For example, people who sign up for my newsletter expect the latest Web design-related news. That is what I told them they would get, and that is what I have to deliver. If I start pushing my Web design services instead, they are going to feel lied to, and I would alienate them.
Remember, it is rare that a user will subscribe to email updates purely to be sold to. They almost certainly have other expectations. Just receiving sales pitches holds little value to them.
In many ways, a subscription to your mailing list is a contract. The user entrusts you with their personal contact details, in return for something of value. They will tolerate some degree of departure from that topic to hear your sales message, but it is easy to take things too far.
What they will not tolerate is continually being pressured into following the same call to action.
Even if a user has signed up to, say, a charity newsletter, that newsletter should consist of more than constant appeals for donations. The emails also need to share success stories, educate the audience and provide some sense of value.

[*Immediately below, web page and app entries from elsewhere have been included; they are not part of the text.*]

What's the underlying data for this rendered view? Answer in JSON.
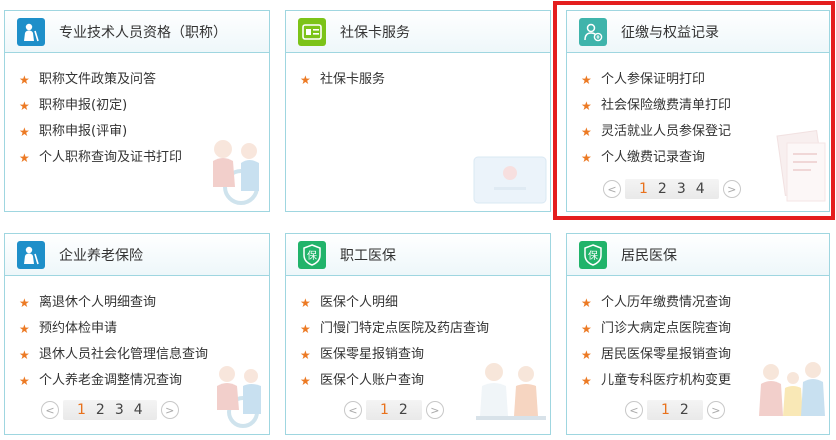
{
  "cards": [
    {
      "title": "专业技术人员资格（职称）",
      "icon": "elder-person-icon",
      "icon_color": "#1e8fc9",
      "items": [
        "职称文件政策及问答",
        "职称申报(初定)",
        "职称申报(评审)",
        "个人职称查询及证书打印"
      ],
      "pages": []
    },
    {
      "title": "社保卡服务",
      "icon": "id-card-icon",
      "icon_color": "#7cc318",
      "items": [
        "社保卡服务"
      ],
      "pages": []
    },
    {
      "title": "征缴与权益记录",
      "icon": "person-coin-icon",
      "icon_color": "#3fb4ab",
      "items": [
        "个人参保证明打印",
        "社会保险缴费清单打印",
        "灵活就业人员参保登记",
        "个人缴费记录查询"
      ],
      "pages": [
        "1",
        "2",
        "3",
        "4"
      ]
    },
    {
      "title": "企业养老保险",
      "icon": "elder-person-icon",
      "icon_color": "#1e8fc9",
      "items": [
        "离退休个人明细查询",
        "预约体检申请",
        "退休人员社会化管理信息查询",
        "个人养老金调整情况查询"
      ],
      "pages": [
        "1",
        "2",
        "3",
        "4"
      ]
    },
    {
      "title": "职工医保",
      "icon": "shield-bao-icon",
      "icon_color": "#21b36a",
      "items": [
        "医保个人明细",
        "门慢门特定点医院及药店查询",
        "医保零星报销查询",
        "医保个人账户查询"
      ],
      "pages": [
        "1",
        "2"
      ]
    },
    {
      "title": "居民医保",
      "icon": "shield-bao-icon",
      "icon_color": "#21b36a",
      "items": [
        "个人历年缴费情况查询",
        "门诊大病定点医院查询",
        "居民医保零星报销查询",
        "儿童专科医疗机构变更"
      ],
      "pages": [
        "1",
        "2"
      ]
    }
  ],
  "pager": {
    "prev": "<",
    "next": ">"
  },
  "shield_char": "保",
  "highlight_color": "#e41e1e"
}
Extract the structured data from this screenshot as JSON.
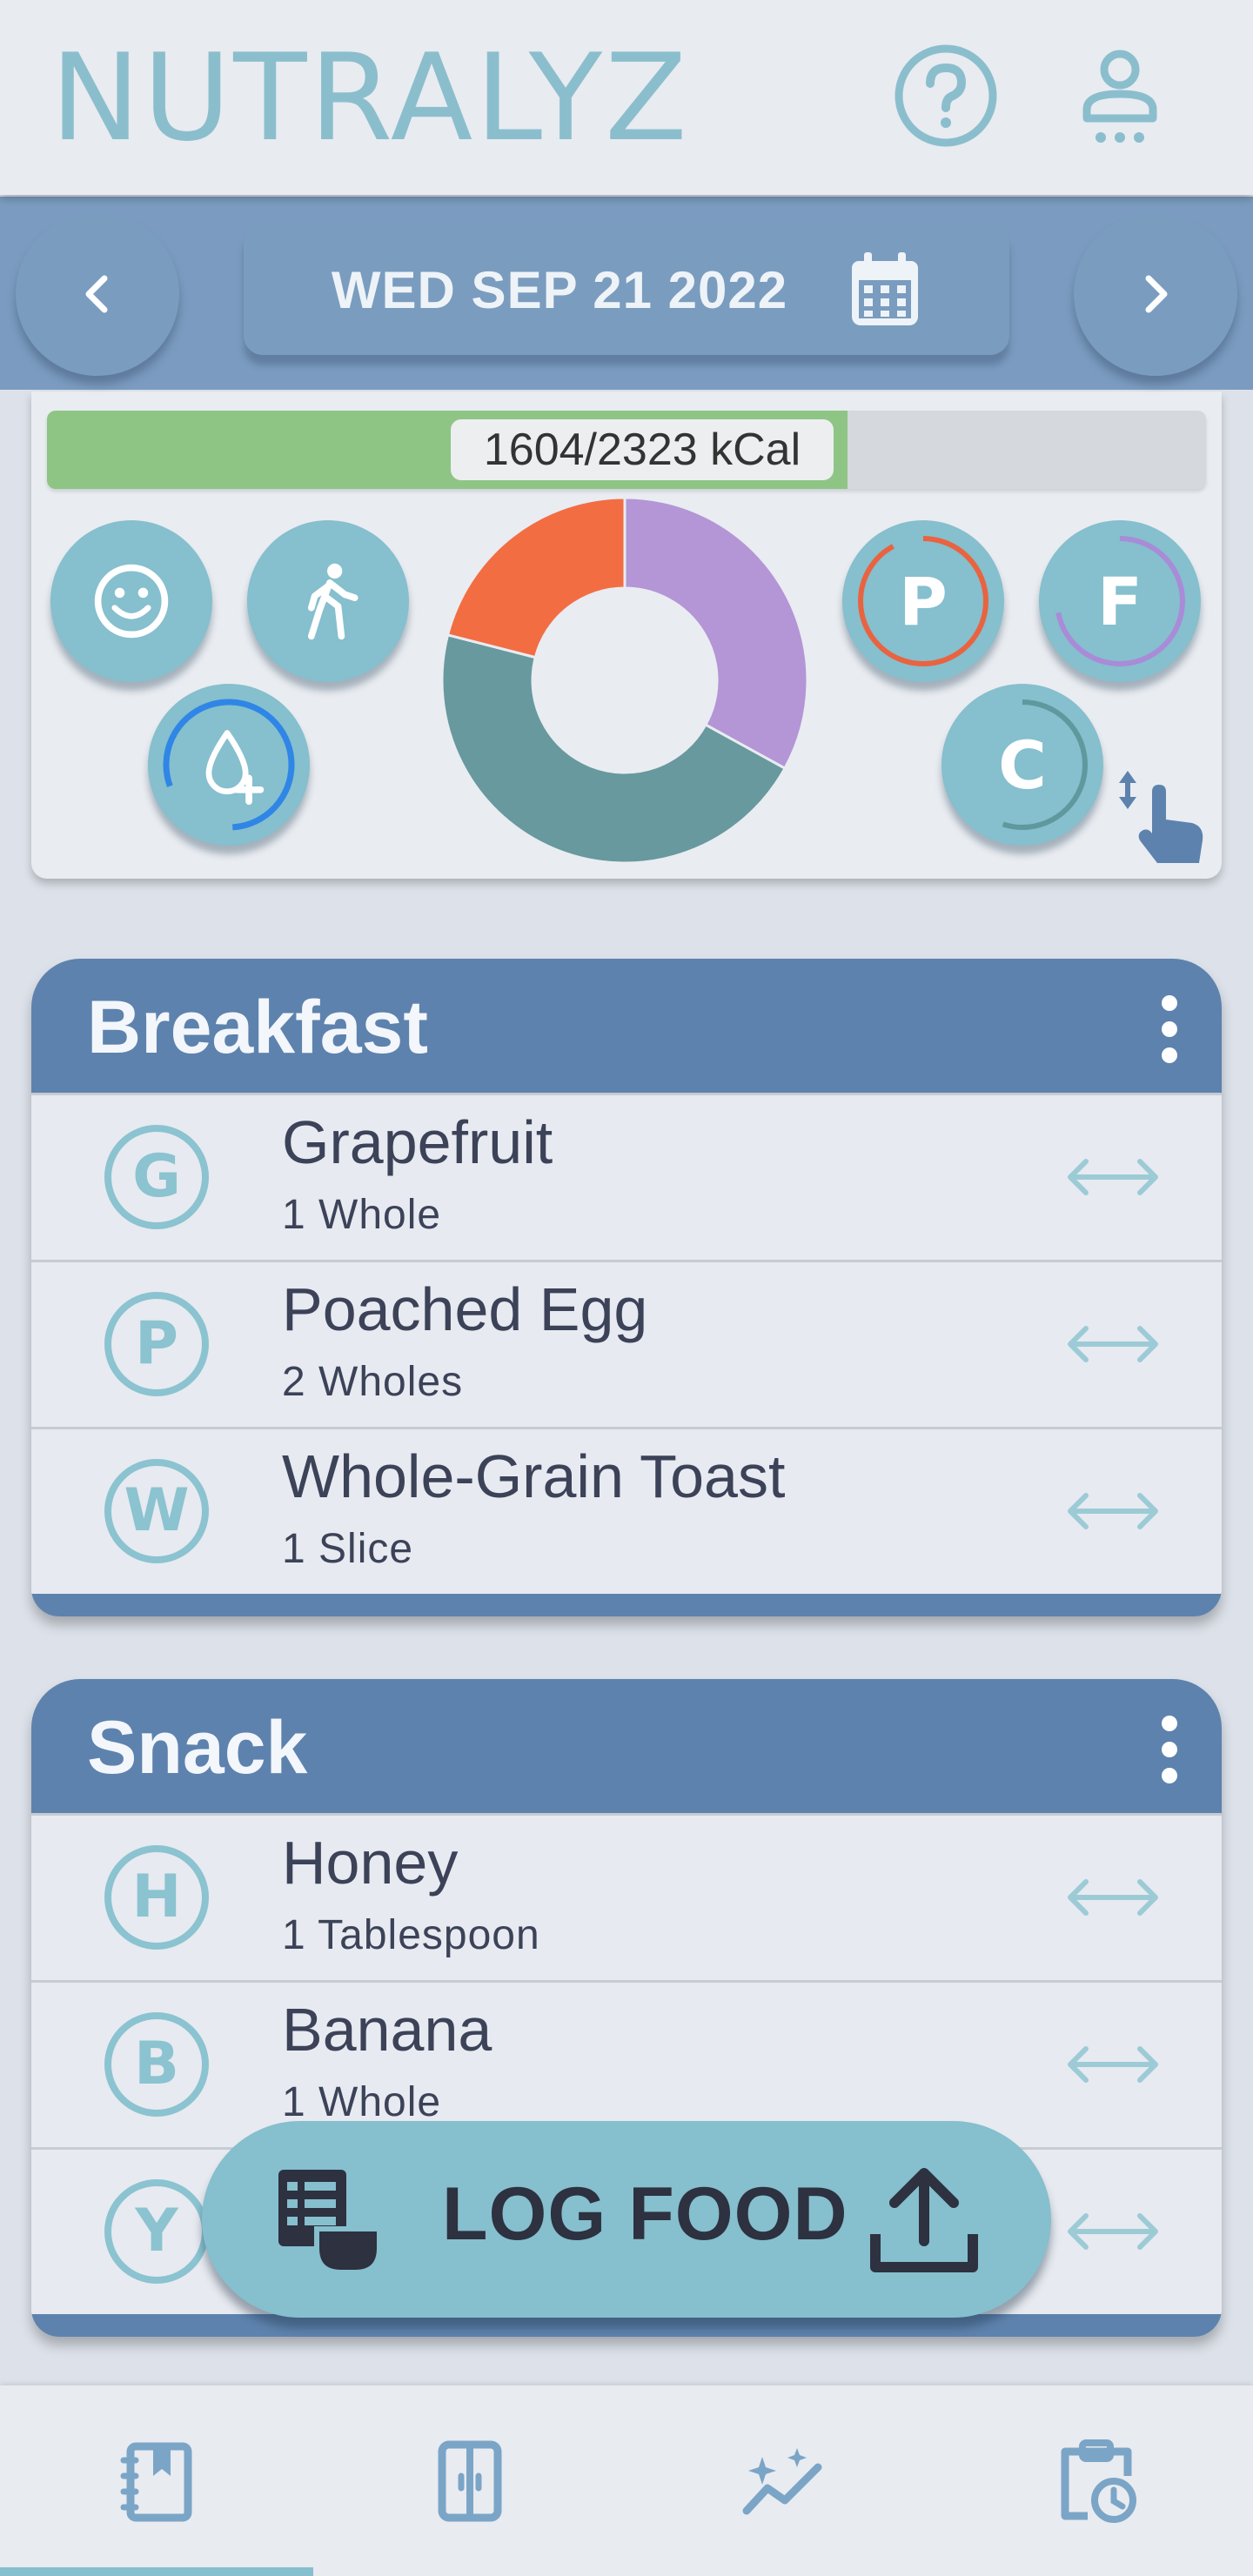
{
  "app": {
    "title": "NUTRALYZ"
  },
  "date_bar": {
    "date": "WED SEP 21 2022"
  },
  "summary": {
    "kcal_label": "1604/2323 kCal",
    "kcal_consumed": 1604,
    "kcal_goal": 2323,
    "macro_buttons": {
      "protein": "P",
      "fat": "F",
      "carbs": "C"
    },
    "macro_ring_progress": {
      "protein": 0.92,
      "fat": 0.72,
      "carbs": 0.55
    },
    "donut_segments": [
      {
        "name": "purple",
        "fraction": 0.33,
        "color": "#b495d6"
      },
      {
        "name": "teal",
        "fraction": 0.46,
        "color": "#67999e"
      },
      {
        "name": "orange",
        "fraction": 0.21,
        "color": "#f36d42"
      }
    ]
  },
  "meals": [
    {
      "title": "Breakfast",
      "items": [
        {
          "letter": "G",
          "name": "Grapefruit",
          "qty": "1 Whole"
        },
        {
          "letter": "P",
          "name": "Poached Egg",
          "qty": "2 Wholes"
        },
        {
          "letter": "W",
          "name": "Whole-Grain Toast",
          "qty": "1 Slice"
        }
      ]
    },
    {
      "title": "Snack",
      "items": [
        {
          "letter": "H",
          "name": "Honey",
          "qty": "1 Tablespoon"
        },
        {
          "letter": "B",
          "name": "Banana",
          "qty": "1 Whole"
        },
        {
          "letter": "Y",
          "name": "",
          "qty": ""
        }
      ]
    }
  ],
  "log_food": {
    "label": "LOG FOOD"
  },
  "bottom_nav": {
    "items": [
      "diary-icon",
      "pantry-icon",
      "trends-icon",
      "planner-icon"
    ],
    "active_index": 0
  },
  "colors": {
    "accent": "#86bfcd",
    "header_blue": "#5d82ad",
    "date_bar": "#7b9cc0",
    "kcal_fill": "#8ec585"
  }
}
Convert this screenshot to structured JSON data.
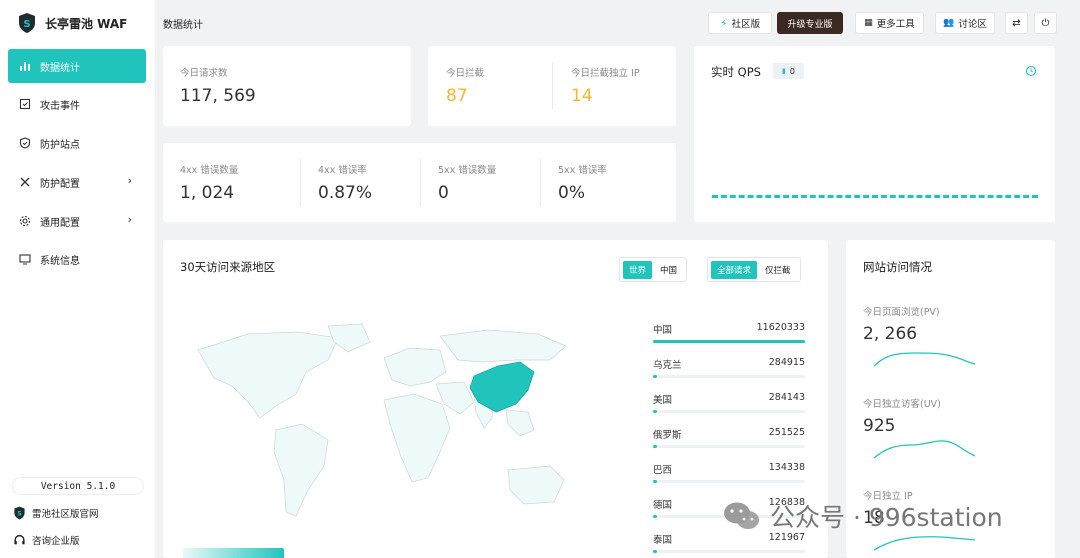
{
  "app": {
    "name": "长亭雷池 WAF",
    "version": "Version 5.1.0"
  },
  "sidebar": {
    "items": [
      {
        "label": "数据统计",
        "icon": "bar-chart-icon"
      },
      {
        "label": "攻击事件",
        "icon": "event-icon"
      },
      {
        "label": "防护站点",
        "icon": "shield-icon"
      },
      {
        "label": "防护配置",
        "icon": "tools-icon"
      },
      {
        "label": "通用配置",
        "icon": "gear-icon"
      },
      {
        "label": "系统信息",
        "icon": "monitor-icon"
      }
    ],
    "links": {
      "official": "雷池社区版官网",
      "enterprise": "咨询企业版"
    }
  },
  "header": {
    "title": "数据统计",
    "community_label": "社区版",
    "upgrade_label": "升级专业版",
    "tools_label": "更多工具",
    "forum_label": "讨论区"
  },
  "stats": {
    "requests": {
      "label": "今日请求数",
      "value": "117, 569"
    },
    "blocked": {
      "label": "今日拦截",
      "value": "87"
    },
    "blocked_ip": {
      "label": "今日拦截独立 IP",
      "value": "14"
    },
    "err4_count": {
      "label": "4xx 错误数量",
      "value": "1, 024"
    },
    "err4_rate": {
      "label": "4xx 错误率",
      "value": "0.87%"
    },
    "err5_count": {
      "label": "5xx 错误数量",
      "value": "0"
    },
    "err5_rate": {
      "label": "5xx 错误率",
      "value": "0%"
    }
  },
  "qps": {
    "title": "实时 QPS",
    "badge": "0"
  },
  "geo": {
    "title": "30天访问来源地区",
    "toggle1": [
      "世界",
      "中国"
    ],
    "toggle2": [
      "全部请求",
      "仅拦截"
    ],
    "countries": [
      {
        "name": "中国",
        "value": "11620333",
        "ratio": 1.0
      },
      {
        "name": "乌克兰",
        "value": "284915",
        "ratio": 0.025
      },
      {
        "name": "美国",
        "value": "284143",
        "ratio": 0.025
      },
      {
        "name": "俄罗斯",
        "value": "251525",
        "ratio": 0.022
      },
      {
        "name": "巴西",
        "value": "134338",
        "ratio": 0.012
      },
      {
        "name": "德国",
        "value": "126838",
        "ratio": 0.011
      },
      {
        "name": "泰国",
        "value": "121967",
        "ratio": 0.01
      }
    ]
  },
  "visits": {
    "title": "网站访问情况",
    "pv": {
      "label": "今日页面浏览(PV)",
      "value": "2, 266"
    },
    "uv": {
      "label": "今日独立访客(UV)",
      "value": "925"
    },
    "ip": {
      "label": "今日独立 IP",
      "value": "18"
    }
  },
  "watermark": {
    "text": "公众号 · 996station"
  },
  "colors": {
    "accent": "#20c4bd",
    "warning": "#f5b731",
    "upgrade": "#3b2a21"
  }
}
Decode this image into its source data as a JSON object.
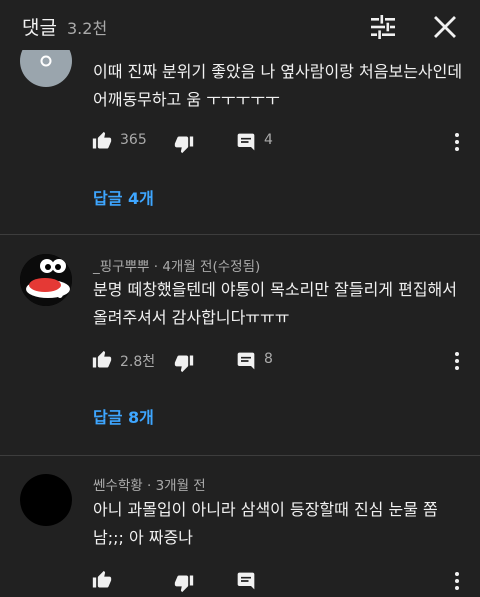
{
  "header": {
    "title": "댓글",
    "count": "3.2천"
  },
  "comments": [
    {
      "author": "",
      "time": "",
      "text": "이때 진짜 분위기 좋았음 나 옆사람이랑 처음보는사인데 어깨동무하고 움 ㅜㅜㅜㅜㅜ",
      "likes": "365",
      "reply_count": "4",
      "replies_label": "답글 4개"
    },
    {
      "author": "_핑구뿌뿌",
      "time": "4개월 전(수정됨)",
      "text": "분명 떼창했을텐데 야통이 목소리만 잘들리게 편집해서 올려주셔서 감사합니다ㅠㅠㅠ",
      "likes": "2.8천",
      "reply_count": "8",
      "replies_label": "답글 8개"
    },
    {
      "author": "쎈수학황",
      "time": "3개월 전",
      "text": "아니 과몰입이 아니라 삼색이 등장할때 진심 눈물 쫌 남;;; 아 짜증나",
      "likes": "",
      "reply_count": "",
      "replies_label": ""
    }
  ]
}
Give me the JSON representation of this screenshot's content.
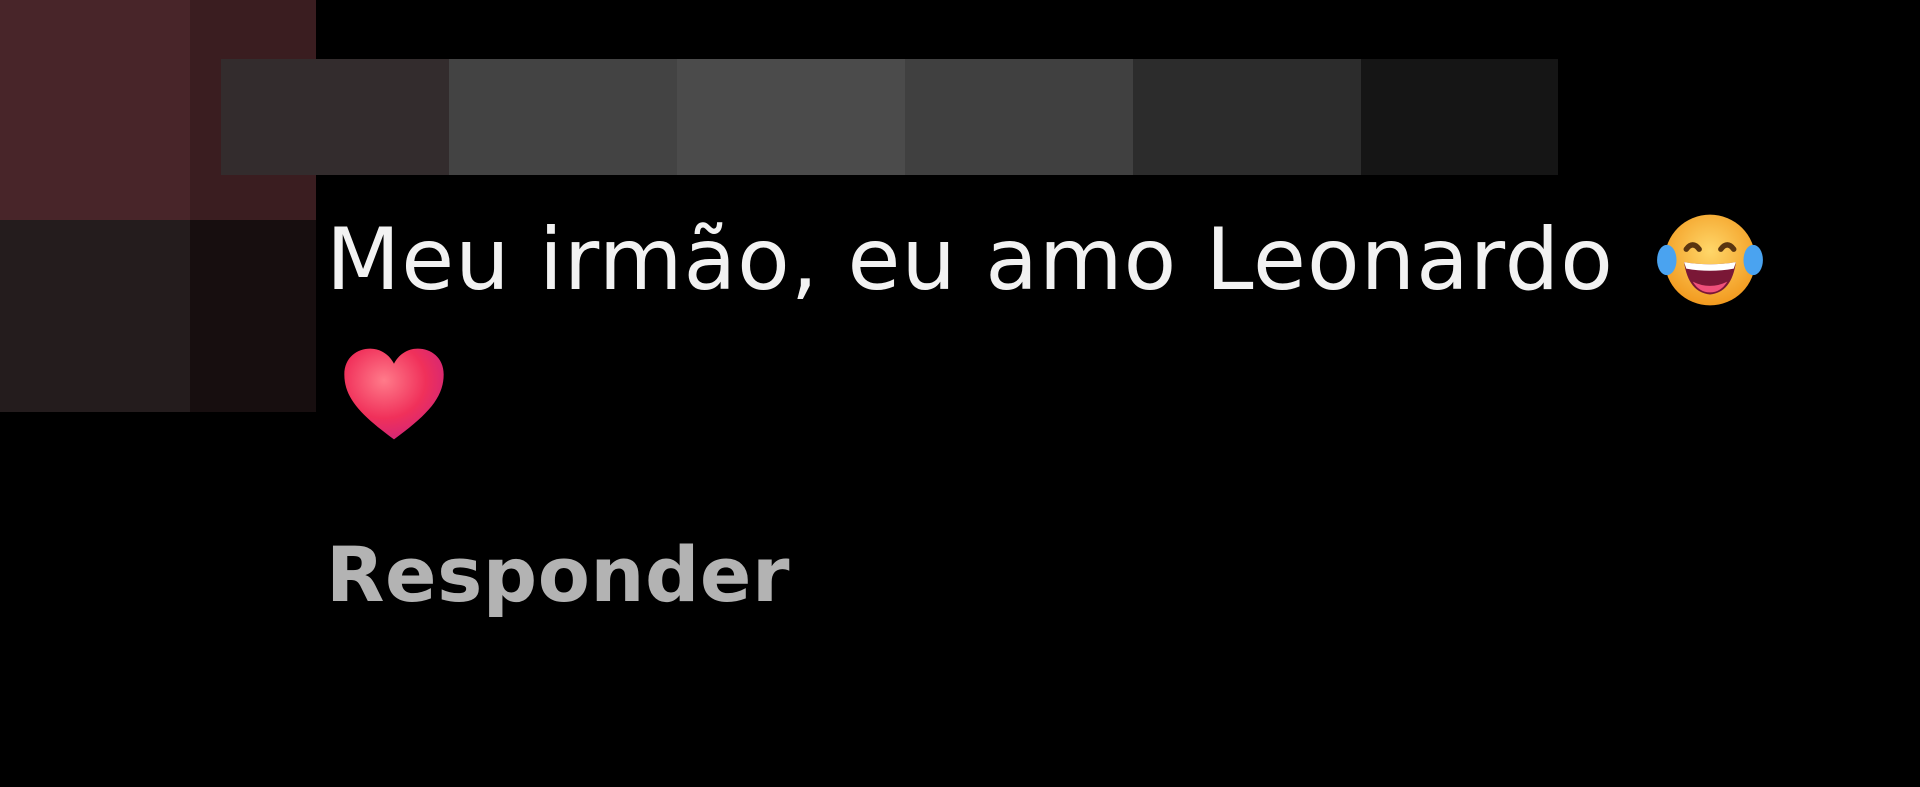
{
  "comment": {
    "text": "Meu irmão, eu amo Leonardo",
    "emojis": [
      "laughing-with-tears-emoji",
      "red-heart-emoji"
    ]
  },
  "actions": {
    "reply_label": "Responder"
  },
  "colors": {
    "background": "#000000",
    "comment_text": "#f2f2f2",
    "reply_text": "#b3b3b3",
    "heart": "#f0305a",
    "laugh_face": "#f7b733"
  },
  "censored": {
    "avatar_pixels": [
      "#482529",
      "#3a1d20",
      "#241c1d",
      "#170e0f"
    ],
    "username_pixels": [
      "#332c2d",
      "#434343",
      "#4b4b4b",
      "#404040",
      "#2c2c2c",
      "#151515"
    ]
  }
}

Providing value is so important not only because it will keep the audience engaged, but because it shows you are putting the subscriber’s needs ahead of your own.
“You Obviously Don’t Care About Me”
Too many mailing-list owners are so busy pushing their agenda and maximizing click-throughs and conversions that they show little interest in subscribers.
Their emails are read for what they are, mass broadcasts. I work long and hard to make the emails I send out each week sound personal, as if I were writing to just one person.
To keep our subscribers, we need to treat them as people and not as open rates or click-through statistics.
This can manifest itself in two ways. First, our emails need to avoid marketing jargon and instead read like any other personal email. The writing style of your average marketing email is fascinating; you would never write like that if you were writing to just one person.
Secondly, email is supposed to be a two-way medium, and we need to treat our marketing emails in that way. This means allowing users to reply, and not sending emails from addresses like
We should be actively seeking to engage our subscribers in discussion. We should ask their opinion, encourage comments and post the occasional poll. By doing so, we demonstrate that they are more than an email address to us.
This, of course, all depends on whether they can read our email in the first place.
“This Is Impossible To Read”
In their enthusiasm to increase email conversion rates, many mailing-list owners resort to ever more elaborate email designs. Unfortunately, this all too often leads to unreadable emails that send recipients instantly to the “Unsubscribe” (or, worse, the “Spam”) button.
Unlike many Web designers, I see nothing wrong with HTML email. It does statistically generate a higher conversion rate, and that cannot be ignored. However, HTML emails do take work to get right, and they need to be tested thoroughly.
To make matters more complicated, it is now vital to consider mobile devices. A huge percentage of users now access their email on mobile devices, and the email clients on these devices don’t display HTML email particularly well.
Fortunately, you can make HTML email responsive, and companies such as MailChimp even provide tools to do so with no programming knowledge required.
Of course, if all else fails, a plain-text version should be available to those subscribers who want it.
“I Just Want Some Respect”
Ultimately, the secret to not alienating subscribers is simple: treat them with respect.
You can’t go far wrong if you follow the old adage, “Treat others as you would have them treat you.” If you hate being signed up for stuff without your permission, being constantly sold to, and not being able to easily unsubscribe, then others likely feel the same way about your content.
No matter how important you feel your emails are, they are probably like any others to your subscribers.